Afghanistan: Kapisa Province IDPs flock to Kabul
|Publisher||Integrated Regional Information Networks (IRIN)|
|Publication Date||12 January 2010|
|Cite as||Integrated Regional Information Networks (IRIN), Afghanistan: Kapisa Province IDPs flock to Kabul, 12 January 2010, available at: http://www.refworld.org/docid/4b4f20ecc.html [accessed 13 February 2016]|
|Disclaimer||This is not a UNHCR publication. UNHCR is not responsible for, nor does it necessarily endorse, its content. Any views expressed are solely those of the author or publisher and do not necessarily reflect those of UNHCR, the United Nations or its Member States.|
KABUL, 12 January 2010 (IRIN) - Hundreds of families allegedly forced out of their homes in Kapisa Province, northeastern Afghanistan, by clashes between Taliban insurgents and pro-government Afghan and foreign forces have sought refuge in the eastern outskirts of Kabul.

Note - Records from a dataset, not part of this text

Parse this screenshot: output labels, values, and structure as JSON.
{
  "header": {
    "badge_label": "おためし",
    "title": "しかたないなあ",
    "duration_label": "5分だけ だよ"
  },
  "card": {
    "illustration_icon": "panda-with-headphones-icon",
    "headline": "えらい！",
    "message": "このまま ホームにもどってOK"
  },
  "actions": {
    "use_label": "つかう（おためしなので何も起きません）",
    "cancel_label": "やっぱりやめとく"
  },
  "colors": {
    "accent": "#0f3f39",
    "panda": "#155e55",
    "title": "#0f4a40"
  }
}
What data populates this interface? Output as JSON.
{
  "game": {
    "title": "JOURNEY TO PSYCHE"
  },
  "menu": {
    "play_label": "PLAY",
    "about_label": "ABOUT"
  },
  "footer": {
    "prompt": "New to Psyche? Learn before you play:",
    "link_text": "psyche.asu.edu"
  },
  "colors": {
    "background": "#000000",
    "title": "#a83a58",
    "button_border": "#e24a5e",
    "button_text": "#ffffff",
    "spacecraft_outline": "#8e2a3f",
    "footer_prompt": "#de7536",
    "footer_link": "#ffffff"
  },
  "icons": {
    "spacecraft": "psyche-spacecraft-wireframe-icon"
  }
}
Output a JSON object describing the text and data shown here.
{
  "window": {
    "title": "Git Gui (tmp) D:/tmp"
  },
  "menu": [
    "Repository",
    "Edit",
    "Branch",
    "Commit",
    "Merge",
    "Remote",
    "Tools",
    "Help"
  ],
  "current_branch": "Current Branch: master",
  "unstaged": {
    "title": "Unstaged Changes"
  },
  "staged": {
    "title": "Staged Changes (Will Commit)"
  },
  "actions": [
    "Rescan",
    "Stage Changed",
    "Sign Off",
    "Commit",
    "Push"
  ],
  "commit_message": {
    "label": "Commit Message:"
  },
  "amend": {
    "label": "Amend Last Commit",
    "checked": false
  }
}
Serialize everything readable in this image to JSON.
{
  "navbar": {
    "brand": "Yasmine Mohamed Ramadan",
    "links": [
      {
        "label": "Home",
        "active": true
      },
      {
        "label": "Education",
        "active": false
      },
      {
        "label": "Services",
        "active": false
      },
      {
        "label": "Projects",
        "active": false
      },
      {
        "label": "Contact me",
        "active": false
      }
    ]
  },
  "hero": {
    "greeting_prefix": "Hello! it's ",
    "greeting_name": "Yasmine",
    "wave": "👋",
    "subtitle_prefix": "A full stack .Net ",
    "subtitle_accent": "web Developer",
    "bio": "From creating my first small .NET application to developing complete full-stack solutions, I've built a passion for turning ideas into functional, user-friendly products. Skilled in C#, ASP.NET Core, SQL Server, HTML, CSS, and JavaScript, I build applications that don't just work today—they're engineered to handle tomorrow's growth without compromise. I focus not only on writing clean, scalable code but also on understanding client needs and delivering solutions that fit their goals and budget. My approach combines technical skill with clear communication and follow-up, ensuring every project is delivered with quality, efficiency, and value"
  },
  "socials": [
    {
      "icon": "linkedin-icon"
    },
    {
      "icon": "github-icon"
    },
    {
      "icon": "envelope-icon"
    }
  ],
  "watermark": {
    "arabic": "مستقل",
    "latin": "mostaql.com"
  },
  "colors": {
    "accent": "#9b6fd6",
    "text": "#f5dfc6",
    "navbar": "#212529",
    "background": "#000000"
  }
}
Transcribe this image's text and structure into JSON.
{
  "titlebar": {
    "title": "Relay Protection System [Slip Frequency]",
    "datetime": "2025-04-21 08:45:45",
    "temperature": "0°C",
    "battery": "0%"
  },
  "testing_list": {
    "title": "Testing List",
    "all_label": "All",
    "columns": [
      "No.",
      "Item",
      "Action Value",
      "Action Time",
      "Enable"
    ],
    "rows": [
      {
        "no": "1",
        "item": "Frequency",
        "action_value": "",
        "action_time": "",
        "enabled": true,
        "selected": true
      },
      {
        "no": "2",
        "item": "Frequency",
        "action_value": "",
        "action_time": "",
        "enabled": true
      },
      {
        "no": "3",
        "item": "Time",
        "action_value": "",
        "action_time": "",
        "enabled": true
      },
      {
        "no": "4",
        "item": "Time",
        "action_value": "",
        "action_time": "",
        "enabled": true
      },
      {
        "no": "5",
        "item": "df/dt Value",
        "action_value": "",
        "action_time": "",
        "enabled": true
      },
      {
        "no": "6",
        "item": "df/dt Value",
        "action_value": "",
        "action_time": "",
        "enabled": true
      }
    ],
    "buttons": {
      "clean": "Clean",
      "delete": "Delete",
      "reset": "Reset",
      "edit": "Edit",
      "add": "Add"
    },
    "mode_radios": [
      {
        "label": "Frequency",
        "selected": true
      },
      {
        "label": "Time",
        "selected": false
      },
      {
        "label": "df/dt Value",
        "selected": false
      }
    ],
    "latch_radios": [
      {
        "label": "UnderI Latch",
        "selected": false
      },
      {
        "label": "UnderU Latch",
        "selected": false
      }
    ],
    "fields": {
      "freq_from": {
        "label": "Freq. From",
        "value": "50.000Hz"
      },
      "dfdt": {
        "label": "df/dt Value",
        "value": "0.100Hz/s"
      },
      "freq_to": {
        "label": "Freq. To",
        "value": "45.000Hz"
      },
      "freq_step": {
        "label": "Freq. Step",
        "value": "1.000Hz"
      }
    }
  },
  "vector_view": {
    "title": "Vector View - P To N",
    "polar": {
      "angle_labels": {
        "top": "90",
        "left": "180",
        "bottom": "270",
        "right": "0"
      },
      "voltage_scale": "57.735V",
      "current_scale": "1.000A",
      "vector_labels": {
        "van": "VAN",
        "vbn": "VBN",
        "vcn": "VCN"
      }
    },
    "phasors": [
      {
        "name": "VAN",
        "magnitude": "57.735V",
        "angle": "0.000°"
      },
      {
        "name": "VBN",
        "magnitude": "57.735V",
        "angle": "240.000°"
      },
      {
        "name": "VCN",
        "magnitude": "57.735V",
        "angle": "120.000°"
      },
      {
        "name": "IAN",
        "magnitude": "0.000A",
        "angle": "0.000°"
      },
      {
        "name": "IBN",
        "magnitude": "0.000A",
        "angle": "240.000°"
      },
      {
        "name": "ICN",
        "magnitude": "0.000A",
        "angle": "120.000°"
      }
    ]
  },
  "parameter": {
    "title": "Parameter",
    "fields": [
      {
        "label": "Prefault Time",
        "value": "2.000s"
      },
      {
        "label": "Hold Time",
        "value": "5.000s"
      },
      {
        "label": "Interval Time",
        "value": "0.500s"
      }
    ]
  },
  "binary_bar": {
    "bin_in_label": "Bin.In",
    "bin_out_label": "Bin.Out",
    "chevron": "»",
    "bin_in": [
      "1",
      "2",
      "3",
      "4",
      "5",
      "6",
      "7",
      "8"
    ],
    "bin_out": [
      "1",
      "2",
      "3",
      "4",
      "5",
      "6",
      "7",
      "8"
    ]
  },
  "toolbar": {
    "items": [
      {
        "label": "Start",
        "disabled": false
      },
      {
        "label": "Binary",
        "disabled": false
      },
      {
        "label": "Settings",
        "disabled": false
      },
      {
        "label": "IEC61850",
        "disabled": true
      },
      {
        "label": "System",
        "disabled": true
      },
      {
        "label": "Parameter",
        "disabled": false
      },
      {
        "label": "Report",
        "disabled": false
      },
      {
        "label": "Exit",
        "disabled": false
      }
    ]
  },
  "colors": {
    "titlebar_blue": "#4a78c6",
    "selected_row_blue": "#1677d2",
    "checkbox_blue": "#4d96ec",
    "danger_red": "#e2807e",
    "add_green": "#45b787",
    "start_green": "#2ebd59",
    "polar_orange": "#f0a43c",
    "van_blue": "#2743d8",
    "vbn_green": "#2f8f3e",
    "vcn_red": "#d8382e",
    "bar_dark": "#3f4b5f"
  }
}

"There is always fighting, bombing and insecurity in Nejrab and Alasaay," said one displaced man referring to the two Kapisa districts affected. He said he had lost his 15-year-old son in the fighting.
"Some families have fled because of ethnic and tribal hostilities," Haji Zekria Zakir, a representative of the displaced families, told IRIN.
A newly built private market in the Nassadji Bagrami area of Kabul is now home to the internally displaced persons (IDPs) who first began settling there in November 2009.
The Ministry of Refugees and Returnees (MoRR) had estimated their number at about 180 families in December, but the IDPs themselves say there are now over 1,200 families (7,000 individuals).
Most IDPs said they had received no assistance from the government or aid agencies, and faced food, health, water and cold-related problems.
"The shops have no window panes and are extremely cold, particularly at night," said Gulab Jan, an elderly man.
"We need tents because they are warmer than the shops," said IDP representative Zakir.
Because there is no water point in the market, people said their children were having to get water from nearby houses.
A mid-upper arm circumference (MUAC) assessment conducted by Action contre La Faim (ACF) along with two other NGOs on 148 under-five children in the settlement, found malnutrition was a serious problem.
"Among the children screened? six were severely malnourished, 32 were moderately malnourished and 41 were at risk of malnutrition," Shashwat Saraf, head of the ACF mission, told IRIN.
Five of the severely malnourished children have been referred to Kabul's Maiwand Hospital for treatment but parents of the remaining child refused to allow their child to be taken to hospital.
Hospital staff were reluctant to accept the children at first: "The reason mentioned was the children were dirty and that the hospital did not have any hygiene kits," an ACF report said, but they were eventually admitted after NGOs pressed for their treatment.
ACF and other NGOs have called for "supplementary feeding assistance to children aged 6-59 months and to pregnant and lactating women".
Hundreds of displaced families live in 17 locations in and around Kabul city, according to MoRR.
"Displacement affects the food security situation of people and reduces their coping capacity, thus making them - particularly the children - vulnerable to malnourishment and disease," said ACF's Saraf, who suggested nutrition monitoring should be conducted for other IDP groups across the country.
The UN Refugee Agency (UNHCR) estimates there are about 275,000 IDPs in Afghanistan, but MoRR says there are over 400,000. Some IDPs are in settlements inaccessible to aid agencies due to insecurity.